Building on research conducted at the University of California-Davis, a Seattle firm is developing cotton textiles that are treated with an antimicrobial compound that purportedly kills pathogens and viruses, and even wipes out odor-causing bacteria.
Meanwhile, researchers at Binghamton University in New York say they have developed a process that uses ink to conduct electricity, so circuits can be printed on fabric as easily as a newspaper prints yesterday's news. The beauty of this project is the possibility of having clothes that can heat, or cool, the wearer just by flipping a switch.
Of course, some of the research in this area is pretty far out. A number of folks are hoping to create fabrics coated with silicon nanowires. That could make it possible for clothing to offer an optical display, like a sunny beach scene in the dead of winter.
A more practical application is data presentation on the surface of a contact lens, perhaps reminding the wearer not to yammer on the cell phone while driving the car.
Still others are trying to incorporate sensors in clothes that will generate electricity based on the movements of the wearer, thus charging the cell phone, or the other electronic gizmos that we can't get along without these days.

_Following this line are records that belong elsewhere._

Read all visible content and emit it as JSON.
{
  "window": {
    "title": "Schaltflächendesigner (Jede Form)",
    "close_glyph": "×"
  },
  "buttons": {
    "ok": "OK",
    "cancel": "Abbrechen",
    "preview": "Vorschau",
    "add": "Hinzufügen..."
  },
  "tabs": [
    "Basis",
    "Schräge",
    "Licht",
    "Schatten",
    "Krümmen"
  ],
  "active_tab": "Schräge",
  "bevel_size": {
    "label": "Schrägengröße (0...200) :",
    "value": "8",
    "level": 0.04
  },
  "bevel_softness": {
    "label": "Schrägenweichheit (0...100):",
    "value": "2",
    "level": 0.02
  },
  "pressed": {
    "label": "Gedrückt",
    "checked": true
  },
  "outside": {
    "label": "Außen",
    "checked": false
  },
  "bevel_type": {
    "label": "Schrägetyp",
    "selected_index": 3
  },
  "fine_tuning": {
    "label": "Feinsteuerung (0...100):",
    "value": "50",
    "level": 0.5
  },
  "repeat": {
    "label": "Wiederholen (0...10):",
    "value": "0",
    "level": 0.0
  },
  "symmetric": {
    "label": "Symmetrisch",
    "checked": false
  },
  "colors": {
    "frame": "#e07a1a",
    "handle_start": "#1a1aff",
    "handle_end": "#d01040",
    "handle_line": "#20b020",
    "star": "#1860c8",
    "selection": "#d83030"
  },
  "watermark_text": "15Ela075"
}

All this may be a bit mind boggling, considering that just a short time ago all we really needed was basic black.